An unchanged copy of each entry below is needed; keep the pictures out of it.

(Element data from apps and pages)
%%

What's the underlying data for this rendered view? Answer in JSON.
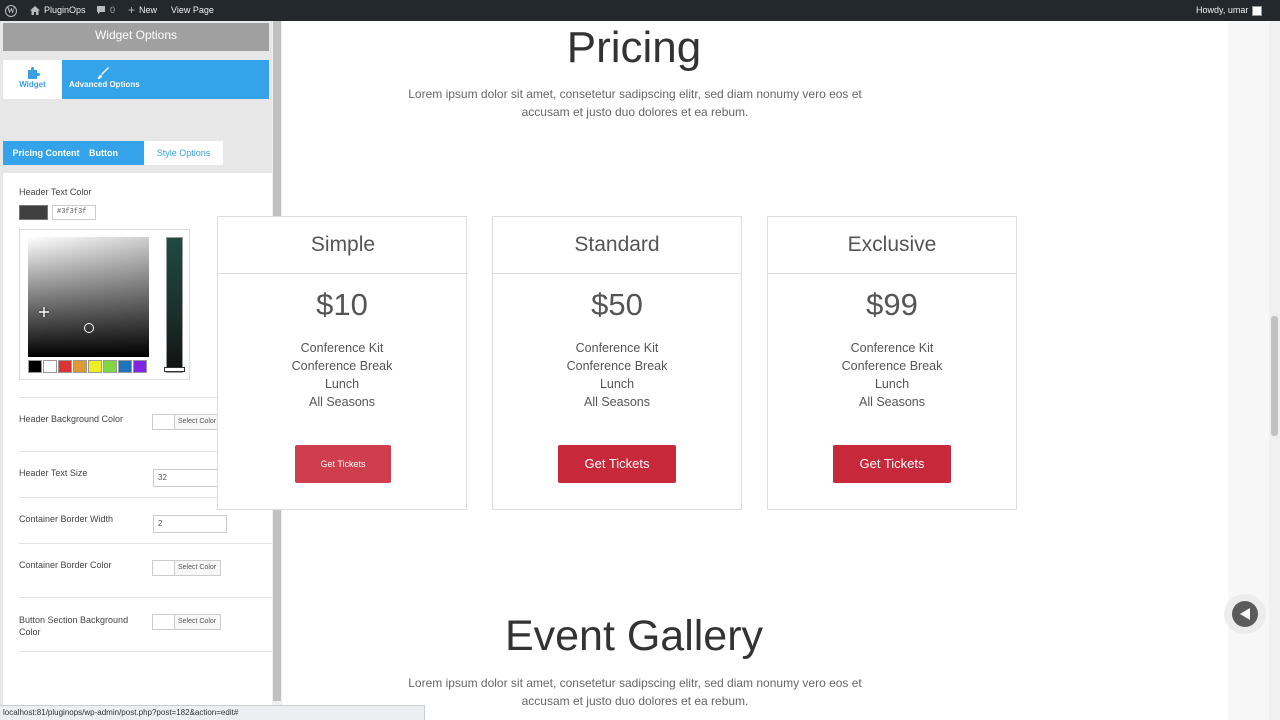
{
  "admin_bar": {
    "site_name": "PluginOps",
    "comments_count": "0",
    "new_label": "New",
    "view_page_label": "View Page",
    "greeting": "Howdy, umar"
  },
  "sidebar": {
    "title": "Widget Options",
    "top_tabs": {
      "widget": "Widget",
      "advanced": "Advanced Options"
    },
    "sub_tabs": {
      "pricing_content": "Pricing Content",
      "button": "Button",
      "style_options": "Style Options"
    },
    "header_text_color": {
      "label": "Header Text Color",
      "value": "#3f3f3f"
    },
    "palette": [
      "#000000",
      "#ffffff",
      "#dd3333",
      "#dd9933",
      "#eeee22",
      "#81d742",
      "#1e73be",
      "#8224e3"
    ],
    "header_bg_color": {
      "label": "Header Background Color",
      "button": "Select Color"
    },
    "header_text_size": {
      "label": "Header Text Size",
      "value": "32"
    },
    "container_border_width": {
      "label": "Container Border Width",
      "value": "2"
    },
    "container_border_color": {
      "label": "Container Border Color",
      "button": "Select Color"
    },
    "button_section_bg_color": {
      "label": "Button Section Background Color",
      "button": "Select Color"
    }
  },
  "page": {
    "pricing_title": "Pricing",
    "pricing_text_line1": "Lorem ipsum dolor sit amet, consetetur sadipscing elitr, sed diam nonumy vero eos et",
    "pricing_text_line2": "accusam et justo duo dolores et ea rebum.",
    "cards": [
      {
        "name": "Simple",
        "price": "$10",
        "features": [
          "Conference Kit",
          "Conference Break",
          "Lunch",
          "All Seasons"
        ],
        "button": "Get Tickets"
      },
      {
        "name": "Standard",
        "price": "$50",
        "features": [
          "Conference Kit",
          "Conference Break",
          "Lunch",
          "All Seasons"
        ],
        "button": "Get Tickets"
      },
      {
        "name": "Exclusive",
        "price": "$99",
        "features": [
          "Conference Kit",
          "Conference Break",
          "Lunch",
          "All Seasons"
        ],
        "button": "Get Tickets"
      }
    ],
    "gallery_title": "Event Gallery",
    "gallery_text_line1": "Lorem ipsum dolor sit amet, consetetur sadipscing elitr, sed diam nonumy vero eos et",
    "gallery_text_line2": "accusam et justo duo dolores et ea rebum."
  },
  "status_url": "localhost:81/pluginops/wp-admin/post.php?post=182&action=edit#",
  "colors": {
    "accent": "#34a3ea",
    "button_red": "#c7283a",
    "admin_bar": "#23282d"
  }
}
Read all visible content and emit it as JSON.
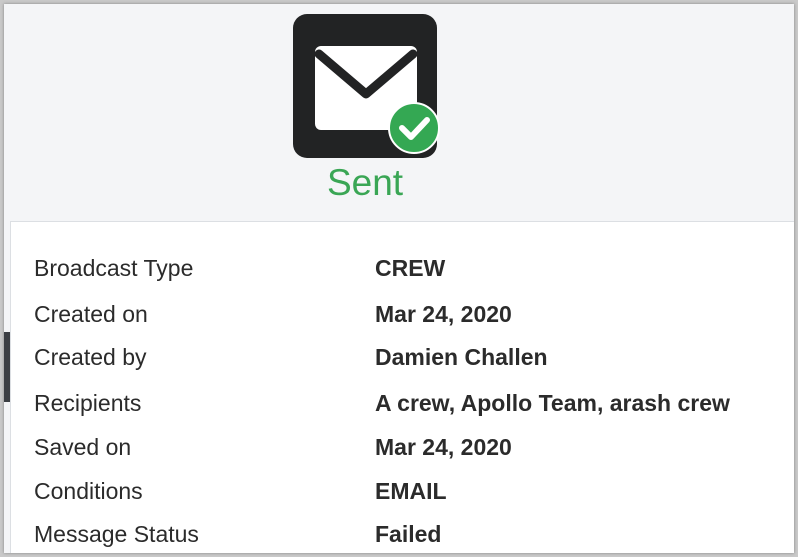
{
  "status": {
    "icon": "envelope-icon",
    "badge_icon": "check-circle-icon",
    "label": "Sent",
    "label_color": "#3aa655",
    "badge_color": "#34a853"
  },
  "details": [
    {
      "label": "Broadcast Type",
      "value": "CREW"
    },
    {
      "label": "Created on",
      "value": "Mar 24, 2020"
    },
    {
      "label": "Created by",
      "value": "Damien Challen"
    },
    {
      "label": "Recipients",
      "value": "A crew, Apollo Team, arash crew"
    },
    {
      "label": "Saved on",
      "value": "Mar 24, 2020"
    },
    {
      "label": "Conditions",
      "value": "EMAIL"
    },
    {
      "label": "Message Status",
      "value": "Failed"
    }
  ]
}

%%

### [Completed task]
What's the underlying data for this rendered view? Answer in JSON.
{
  "admin_bar": {
    "site_name": "PluginOps",
    "comments_count": "0",
    "new_label": "New",
    "view_page_label": "View Page",
    "greeting": "Howdy, umar"
  },
  "sidebar": {
    "title": "Widget Options",
    "top_tabs": {
      "widget": "Widget",
      "advanced": "Advanced Options"
    },
    "sub_tabs": {
      "pricing_content": "Pricing Content",
      "button": "Button",
      "style_options": "Style Options"
    },
    "header_text_color": {
      "label": "Header Text Color",
      "value": "#3f3f3f"
    },
    "palette": [
      "#000000",
      "#ffffff",
      "#dd3333",
      "#dd9933",
      "#eeee22",
      "#81d742",
      "#1e73be",
      "#8224e3"
    ],
    "header_bg_color": {
      "label": "Header Background Color",
      "button": "Select Color"
    },
    "header_text_size": {
      "label": "Header Text Size",
      "value": "32"
    },
    "container_border_width": {
      "label": "Container Border Width",
      "value": "2"
    },
    "container_border_color": {
      "label": "Container Border Color",
      "button": "Select Color"
    },
    "button_section_bg_color": {
      "label": "Button Section Background Color",
      "button": "Select Color"
    }
  },
  "page": {
    "pricing_title": "Pricing",
    "pricing_text_line1": "Lorem ipsum dolor sit amet, consetetur sadipscing elitr, sed diam nonumy vero eos et",
    "pricing_text_line2": "accusam et justo duo dolores et ea rebum.",
    "cards": [
      {
        "name": "Simple",
        "price": "$10",
        "features": [
          "Conference Kit",
          "Conference Break",
          "Lunch",
          "All Seasons"
        ],
        "button": "Get Tickets"
      },
      {
        "name": "Standard",
        "price": "$50",
        "features": [
          "Conference Kit",
          "Conference Break",
          "Lunch",
          "All Seasons"
        ],
        "button": "Get Tickets"
      },
      {
        "name": "Exclusive",
        "price": "$99",
        "features": [
          "Conference Kit",
          "Conference Break",
          "Lunch",
          "All Seasons"
        ],
        "button": "Get Tickets"
      }
    ],
    "gallery_title": "Event Gallery",
    "gallery_text_line1": "Lorem ipsum dolor sit amet, consetetur sadipscing elitr, sed diam nonumy vero eos et",
    "gallery_text_line2": "accusam et justo duo dolores et ea rebum."
  },
  "status_url": "localhost:81/pluginops/wp-admin/post.php?post=182&action=edit#",
  "colors": {
    "accent": "#34a3ea",
    "button_red": "#c7283a",
    "admin_bar": "#23282d"
  }
}
Read all visible content and emit it as JSON.
{
  "status": {
    "icon": "envelope-icon",
    "badge_icon": "check-circle-icon",
    "label": "Sent",
    "label_color": "#3aa655",
    "badge_color": "#34a853"
  },
  "details": [
    {
      "label": "Broadcast Type",
      "value": "CREW"
    },
    {
      "label": "Created on",
      "value": "Mar 24, 2020"
    },
    {
      "label": "Created by",
      "value": "Damien Challen"
    },
    {
      "label": "Recipients",
      "value": "A crew, Apollo Team, arash crew"
    },
    {
      "label": "Saved on",
      "value": "Mar 24, 2020"
    },
    {
      "label": "Conditions",
      "value": "EMAIL"
    },
    {
      "label": "Message Status",
      "value": "Failed"
    }
  ]
}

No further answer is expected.